On many occasions, something I read or hear conjures an obscure connection; then comes a different one, which leads me to an unexpected final destination. Is that something you do?
Here’s what happened: I saw a post on Facebook that indicated the Oklahoma Ponca are going to plant their sacred corn seeds on property in Nebraska that is in the proposed route of the Keystone XL pipeline.* [*For the record, my position on the pipeline controversy is that the tar sands source is ill advised; the route over the Ogallala aquifer is short sighted; the company is not to be trusted to clean up spills – which there will be; and the product will end up at a Texas port to be sent away.] But that’s not today’s topic.
For some reason the Ponca reference triggered in my brain Chief Standing Bear and his 1879 trial where he told Judge Dundy, “I am a man”. (Or was it, “Am I not a man?”)* He was on trial because had promised his dying son, during their forced march from their ancestral lands, to a reservation in Oklahoma; he would take him home to be buried. He kept his promise, got arrested, went to trial, and was granted habeas corpus by Judge Dundy and essentially became the first Native American to be granted human being status by law.

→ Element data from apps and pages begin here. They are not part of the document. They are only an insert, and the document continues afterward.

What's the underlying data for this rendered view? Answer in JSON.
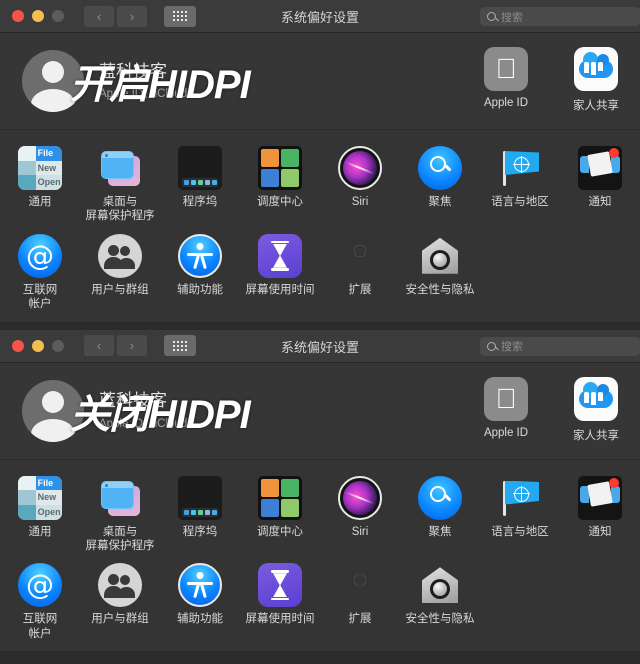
{
  "windows": [
    {
      "titlebar": {
        "title": "系统偏好设置",
        "back_glyph": "‹",
        "forward_glyph": "›",
        "grid_icon": "grid-view-icon",
        "search_placeholder": "搜索",
        "search_value": ""
      },
      "account": {
        "name": "蓝科技客",
        "subtitle": "Apple ID、iCloud",
        "overlay_text": "开启HIDPI",
        "apple_id_label": "Apple ID",
        "family_label": "家人共享"
      }
    },
    {
      "titlebar": {
        "title": "系统偏好设置",
        "back_glyph": "‹",
        "forward_glyph": "›",
        "grid_icon": "grid-view-icon",
        "search_placeholder": "搜索",
        "search_value": ""
      },
      "account": {
        "name": "蓝科技客",
        "subtitle": "Apple ID、iCloud",
        "overlay_text": "关闭HIDPI",
        "apple_id_label": "Apple ID",
        "family_label": "家人共享"
      }
    }
  ],
  "preferences": [
    {
      "id": "general",
      "label": "通用",
      "icon": "general-icon"
    },
    {
      "id": "desktop",
      "label": "桌面与\n屏幕保护程序",
      "icon": "desktop-screensaver-icon"
    },
    {
      "id": "dock",
      "label": "程序坞",
      "icon": "dock-icon"
    },
    {
      "id": "mission",
      "label": "调度中心",
      "icon": "mission-control-icon"
    },
    {
      "id": "siri",
      "label": "Siri",
      "icon": "siri-icon"
    },
    {
      "id": "spotlight",
      "label": "聚焦",
      "icon": "spotlight-icon"
    },
    {
      "id": "language",
      "label": "语言与地区",
      "icon": "language-region-icon"
    },
    {
      "id": "notifications",
      "label": "通知",
      "icon": "notifications-icon"
    },
    {
      "id": "internet",
      "label": "互联网\n帐户",
      "icon": "internet-accounts-icon"
    },
    {
      "id": "users",
      "label": "用户与群组",
      "icon": "users-groups-icon"
    },
    {
      "id": "accessibility",
      "label": "辅助功能",
      "icon": "accessibility-icon"
    },
    {
      "id": "screentime",
      "label": "屏幕使用时间",
      "icon": "screen-time-icon"
    },
    {
      "id": "extensions",
      "label": "扩展",
      "icon": "extensions-icon"
    },
    {
      "id": "security",
      "label": "安全性与隐私",
      "icon": "security-privacy-icon"
    }
  ],
  "general_icon_text": {
    "file": "File",
    "new": "New",
    "open": "Open"
  },
  "colors": {
    "window_bg": "#343434",
    "titlebar_bg": "#3b3b3b",
    "account_bg": "#363636",
    "close": "#f3554c",
    "minimize": "#f4bd4f",
    "zoom_disabled": "#5c5c5c",
    "accent_blue": "#0a84ff",
    "badge_red": "#ff3b30"
  }
}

I looked it up on Wikipedia and found that both versions of the quote were attributed to the occasion of the Dred Scott decision, and Chief Standing bear was not mentioned. Wow. No disrespect for Dred Scott, but I can remember in 2011 when I was reading Joe Starita’s account (“I Am a Man”: Chief Standing Bear’s Journey for Justice) of Standing Bear and the Ponca’s ordeal, saying more than once, “Every Nebraskan needs to know this story, (self-correcting) no, every American should.” Essentially African Americans were granted the same status 22 years earlier.
I did a first. I amended the Wikipedia entry for the ‘I Am a Man’ entry. You can look it up. It seemed the right thing to do and it wasn’t hard at all.
I have known that the Wiki policy is to encourage participation but have not felt qualified or passionate enough to amend an entry. Or maybe I have not noticed an error. At any rate, this is something I oddly felt I needed to do.
Now I’m interested in this amazing God of ours and how we’re made and how we develop into people who on one occasion will sit on our hands and observe, but the elements of a different event incite us to action.
I am tempted to say that I’m all about God, but when I’m completely honest, I must confess I’m all about God after I’m finished being all about me.
God bless people who lovingly and peacefully act out their passion. I know feel blessed when I do.
Thanks, Tom, for a really thoughtful reflection; instructive on so many different levels.ReplyDelete
Thank you Tom. Good job!!ReplyDelete
I never knew about that ordeal, but interestingly enough, just this past Sunday I was talking with a woman in church who I previously had only exchanged the usual 'hello, how are you' with. She told me her background is Native American and her grandfather (or maybe it was her great grandfather) was on that march!! She said that growing up she didn't want to tell anyone she was from Oklahoma because they were called 'dirty okies'. How sad.
I appreciate your candor. Your messages are refreshing. Thanks.